Scan the listing that follows and report how many lines contain "this". Write the number alone.

## Data to examine
↓
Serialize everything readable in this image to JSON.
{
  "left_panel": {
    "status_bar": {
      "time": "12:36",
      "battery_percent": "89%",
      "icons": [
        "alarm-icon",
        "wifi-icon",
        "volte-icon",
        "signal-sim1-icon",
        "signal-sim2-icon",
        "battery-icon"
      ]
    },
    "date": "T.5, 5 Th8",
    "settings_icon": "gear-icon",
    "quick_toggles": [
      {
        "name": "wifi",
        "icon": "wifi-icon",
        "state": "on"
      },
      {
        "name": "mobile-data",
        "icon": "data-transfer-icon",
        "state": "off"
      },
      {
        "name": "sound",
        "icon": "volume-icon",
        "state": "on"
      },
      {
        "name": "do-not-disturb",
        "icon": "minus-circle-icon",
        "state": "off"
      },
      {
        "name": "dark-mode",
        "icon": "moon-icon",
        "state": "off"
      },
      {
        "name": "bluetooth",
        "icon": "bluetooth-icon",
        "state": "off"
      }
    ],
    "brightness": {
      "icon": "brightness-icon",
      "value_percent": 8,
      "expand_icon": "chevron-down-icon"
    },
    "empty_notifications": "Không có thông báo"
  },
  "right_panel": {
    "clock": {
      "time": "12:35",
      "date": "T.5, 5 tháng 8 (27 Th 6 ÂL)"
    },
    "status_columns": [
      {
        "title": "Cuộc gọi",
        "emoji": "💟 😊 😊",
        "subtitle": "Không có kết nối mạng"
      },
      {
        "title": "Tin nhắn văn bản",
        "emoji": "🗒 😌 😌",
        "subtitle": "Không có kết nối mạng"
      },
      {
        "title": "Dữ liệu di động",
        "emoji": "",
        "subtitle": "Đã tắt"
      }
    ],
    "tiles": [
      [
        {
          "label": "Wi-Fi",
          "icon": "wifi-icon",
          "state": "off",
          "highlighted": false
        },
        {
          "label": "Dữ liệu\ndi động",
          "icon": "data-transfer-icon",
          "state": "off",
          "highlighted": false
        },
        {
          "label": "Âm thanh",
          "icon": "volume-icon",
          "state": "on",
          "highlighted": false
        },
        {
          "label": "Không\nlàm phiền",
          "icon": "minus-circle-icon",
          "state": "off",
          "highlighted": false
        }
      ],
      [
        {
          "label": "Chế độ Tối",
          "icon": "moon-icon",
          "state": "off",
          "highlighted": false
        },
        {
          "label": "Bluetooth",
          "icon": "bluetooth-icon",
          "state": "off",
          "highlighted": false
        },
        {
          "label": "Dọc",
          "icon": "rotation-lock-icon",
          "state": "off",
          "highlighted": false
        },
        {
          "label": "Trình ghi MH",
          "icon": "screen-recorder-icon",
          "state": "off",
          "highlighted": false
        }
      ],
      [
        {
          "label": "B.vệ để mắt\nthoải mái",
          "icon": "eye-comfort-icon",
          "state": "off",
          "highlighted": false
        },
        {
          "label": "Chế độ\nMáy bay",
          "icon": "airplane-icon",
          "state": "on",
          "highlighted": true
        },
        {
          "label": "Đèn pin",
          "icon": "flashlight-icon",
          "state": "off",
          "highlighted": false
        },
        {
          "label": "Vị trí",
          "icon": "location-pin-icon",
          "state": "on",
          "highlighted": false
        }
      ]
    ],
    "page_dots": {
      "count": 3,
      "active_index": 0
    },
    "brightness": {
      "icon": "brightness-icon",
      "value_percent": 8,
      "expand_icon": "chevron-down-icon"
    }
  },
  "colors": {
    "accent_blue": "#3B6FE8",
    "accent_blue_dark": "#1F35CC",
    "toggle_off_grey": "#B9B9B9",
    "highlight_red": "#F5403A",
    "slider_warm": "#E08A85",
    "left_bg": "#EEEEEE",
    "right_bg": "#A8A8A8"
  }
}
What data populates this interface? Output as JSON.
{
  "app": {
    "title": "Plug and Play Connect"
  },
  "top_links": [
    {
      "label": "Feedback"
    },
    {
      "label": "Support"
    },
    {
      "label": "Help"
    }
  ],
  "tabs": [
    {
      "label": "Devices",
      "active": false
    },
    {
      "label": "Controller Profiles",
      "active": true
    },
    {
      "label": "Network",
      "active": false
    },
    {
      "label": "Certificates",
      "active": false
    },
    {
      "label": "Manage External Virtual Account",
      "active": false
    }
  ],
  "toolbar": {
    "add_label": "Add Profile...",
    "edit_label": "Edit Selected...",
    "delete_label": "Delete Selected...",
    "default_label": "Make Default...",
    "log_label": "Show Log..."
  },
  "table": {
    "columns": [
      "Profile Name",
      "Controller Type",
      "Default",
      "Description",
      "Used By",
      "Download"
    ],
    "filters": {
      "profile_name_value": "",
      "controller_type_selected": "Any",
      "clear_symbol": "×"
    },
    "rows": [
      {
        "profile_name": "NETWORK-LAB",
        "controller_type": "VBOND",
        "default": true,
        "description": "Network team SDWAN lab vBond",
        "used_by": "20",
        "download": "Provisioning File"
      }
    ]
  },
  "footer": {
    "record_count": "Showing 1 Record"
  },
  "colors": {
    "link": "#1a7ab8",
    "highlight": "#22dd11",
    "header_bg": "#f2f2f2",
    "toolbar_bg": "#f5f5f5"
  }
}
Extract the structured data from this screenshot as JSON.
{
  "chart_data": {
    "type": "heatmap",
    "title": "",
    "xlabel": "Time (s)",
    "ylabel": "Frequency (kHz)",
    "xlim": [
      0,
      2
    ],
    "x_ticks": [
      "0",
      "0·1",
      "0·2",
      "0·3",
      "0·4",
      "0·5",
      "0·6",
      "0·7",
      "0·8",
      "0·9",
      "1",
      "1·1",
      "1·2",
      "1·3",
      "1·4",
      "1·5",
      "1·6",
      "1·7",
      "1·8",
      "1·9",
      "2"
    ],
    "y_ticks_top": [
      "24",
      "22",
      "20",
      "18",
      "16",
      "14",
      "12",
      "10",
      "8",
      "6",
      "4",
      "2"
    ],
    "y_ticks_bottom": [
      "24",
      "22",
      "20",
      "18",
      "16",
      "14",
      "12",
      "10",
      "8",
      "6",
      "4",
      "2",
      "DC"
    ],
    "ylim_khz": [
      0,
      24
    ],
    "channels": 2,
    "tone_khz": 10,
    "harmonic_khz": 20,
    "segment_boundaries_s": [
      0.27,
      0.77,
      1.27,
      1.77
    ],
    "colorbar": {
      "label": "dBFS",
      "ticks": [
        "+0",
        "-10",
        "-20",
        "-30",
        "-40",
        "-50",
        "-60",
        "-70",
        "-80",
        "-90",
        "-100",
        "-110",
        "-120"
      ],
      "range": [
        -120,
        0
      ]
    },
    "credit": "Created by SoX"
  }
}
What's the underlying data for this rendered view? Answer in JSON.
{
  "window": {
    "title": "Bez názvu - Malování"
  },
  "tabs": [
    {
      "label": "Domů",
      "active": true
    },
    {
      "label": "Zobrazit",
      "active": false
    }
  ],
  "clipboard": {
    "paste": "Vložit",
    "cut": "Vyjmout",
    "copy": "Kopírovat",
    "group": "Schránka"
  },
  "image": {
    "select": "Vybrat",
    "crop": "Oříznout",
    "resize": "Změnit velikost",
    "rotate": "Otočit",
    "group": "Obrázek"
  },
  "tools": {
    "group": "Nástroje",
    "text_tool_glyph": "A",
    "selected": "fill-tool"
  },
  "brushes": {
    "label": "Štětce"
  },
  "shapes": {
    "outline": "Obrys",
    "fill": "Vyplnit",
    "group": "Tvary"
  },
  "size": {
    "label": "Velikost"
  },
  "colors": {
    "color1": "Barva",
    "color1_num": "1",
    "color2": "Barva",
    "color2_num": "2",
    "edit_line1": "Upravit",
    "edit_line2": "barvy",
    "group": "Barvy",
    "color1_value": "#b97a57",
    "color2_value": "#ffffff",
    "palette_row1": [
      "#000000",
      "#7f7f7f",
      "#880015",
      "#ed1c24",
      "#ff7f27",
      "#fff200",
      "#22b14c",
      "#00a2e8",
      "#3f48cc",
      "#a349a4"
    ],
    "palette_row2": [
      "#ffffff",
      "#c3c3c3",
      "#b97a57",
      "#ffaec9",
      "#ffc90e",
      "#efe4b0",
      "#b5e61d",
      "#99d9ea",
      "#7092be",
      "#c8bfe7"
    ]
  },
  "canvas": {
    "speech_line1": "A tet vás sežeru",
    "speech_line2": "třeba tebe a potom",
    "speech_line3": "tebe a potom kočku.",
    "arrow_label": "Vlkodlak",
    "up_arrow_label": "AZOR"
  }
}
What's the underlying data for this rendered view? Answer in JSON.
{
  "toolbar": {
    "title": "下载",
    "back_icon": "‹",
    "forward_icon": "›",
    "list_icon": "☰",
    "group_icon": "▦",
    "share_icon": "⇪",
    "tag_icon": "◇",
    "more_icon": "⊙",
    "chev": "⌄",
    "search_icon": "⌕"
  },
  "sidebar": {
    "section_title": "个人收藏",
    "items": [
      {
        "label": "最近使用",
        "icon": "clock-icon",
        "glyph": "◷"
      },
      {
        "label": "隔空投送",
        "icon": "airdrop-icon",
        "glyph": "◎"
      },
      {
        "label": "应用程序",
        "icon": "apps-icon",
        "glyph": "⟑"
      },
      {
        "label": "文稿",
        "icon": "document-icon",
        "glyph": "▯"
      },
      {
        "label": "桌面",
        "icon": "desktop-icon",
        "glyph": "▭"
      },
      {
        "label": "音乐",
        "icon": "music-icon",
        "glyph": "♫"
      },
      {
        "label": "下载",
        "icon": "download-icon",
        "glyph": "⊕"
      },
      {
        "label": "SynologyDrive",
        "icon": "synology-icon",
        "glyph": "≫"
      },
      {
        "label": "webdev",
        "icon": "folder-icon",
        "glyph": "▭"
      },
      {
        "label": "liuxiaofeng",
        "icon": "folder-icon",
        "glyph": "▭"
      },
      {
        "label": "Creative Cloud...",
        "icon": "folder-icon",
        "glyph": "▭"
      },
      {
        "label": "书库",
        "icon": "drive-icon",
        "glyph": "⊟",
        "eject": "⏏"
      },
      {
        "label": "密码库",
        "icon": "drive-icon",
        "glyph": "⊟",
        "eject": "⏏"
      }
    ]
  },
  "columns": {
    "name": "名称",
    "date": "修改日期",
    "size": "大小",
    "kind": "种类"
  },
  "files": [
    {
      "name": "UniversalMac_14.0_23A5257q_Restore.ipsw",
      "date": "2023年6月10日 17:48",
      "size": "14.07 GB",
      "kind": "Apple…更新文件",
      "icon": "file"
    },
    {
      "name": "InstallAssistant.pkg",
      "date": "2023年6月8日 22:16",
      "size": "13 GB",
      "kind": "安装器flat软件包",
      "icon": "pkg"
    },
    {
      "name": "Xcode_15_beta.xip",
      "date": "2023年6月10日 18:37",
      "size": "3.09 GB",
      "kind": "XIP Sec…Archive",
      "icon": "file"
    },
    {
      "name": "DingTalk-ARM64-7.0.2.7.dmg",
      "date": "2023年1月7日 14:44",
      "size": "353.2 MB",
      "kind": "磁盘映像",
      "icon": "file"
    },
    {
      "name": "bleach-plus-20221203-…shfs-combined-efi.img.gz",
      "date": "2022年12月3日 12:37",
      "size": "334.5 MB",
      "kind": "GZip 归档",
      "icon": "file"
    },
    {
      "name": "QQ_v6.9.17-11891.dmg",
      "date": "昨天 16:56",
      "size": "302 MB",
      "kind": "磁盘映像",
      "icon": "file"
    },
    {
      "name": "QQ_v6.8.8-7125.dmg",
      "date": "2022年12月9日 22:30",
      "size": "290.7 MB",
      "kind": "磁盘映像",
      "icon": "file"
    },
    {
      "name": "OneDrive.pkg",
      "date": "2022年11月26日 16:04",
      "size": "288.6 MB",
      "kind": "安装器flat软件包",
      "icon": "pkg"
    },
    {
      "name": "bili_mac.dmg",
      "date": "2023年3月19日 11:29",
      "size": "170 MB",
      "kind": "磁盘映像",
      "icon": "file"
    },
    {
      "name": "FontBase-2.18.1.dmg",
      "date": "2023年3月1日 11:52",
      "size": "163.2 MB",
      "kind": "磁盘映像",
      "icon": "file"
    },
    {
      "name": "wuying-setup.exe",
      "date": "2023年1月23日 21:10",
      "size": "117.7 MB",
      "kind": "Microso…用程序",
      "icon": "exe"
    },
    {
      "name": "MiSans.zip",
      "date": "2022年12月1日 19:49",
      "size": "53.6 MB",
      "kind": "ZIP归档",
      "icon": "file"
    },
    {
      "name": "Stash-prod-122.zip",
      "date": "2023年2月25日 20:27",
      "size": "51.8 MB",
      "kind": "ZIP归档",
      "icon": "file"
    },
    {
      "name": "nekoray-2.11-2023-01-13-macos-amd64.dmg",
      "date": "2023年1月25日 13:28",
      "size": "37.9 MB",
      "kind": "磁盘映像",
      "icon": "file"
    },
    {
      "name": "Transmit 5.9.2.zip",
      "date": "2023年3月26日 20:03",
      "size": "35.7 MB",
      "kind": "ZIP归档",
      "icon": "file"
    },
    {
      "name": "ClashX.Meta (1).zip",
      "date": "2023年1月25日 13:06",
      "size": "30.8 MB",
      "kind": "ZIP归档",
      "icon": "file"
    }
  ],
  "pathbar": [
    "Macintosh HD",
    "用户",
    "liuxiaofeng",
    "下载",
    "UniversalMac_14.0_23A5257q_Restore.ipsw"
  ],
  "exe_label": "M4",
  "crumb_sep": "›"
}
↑
## Problem solution
5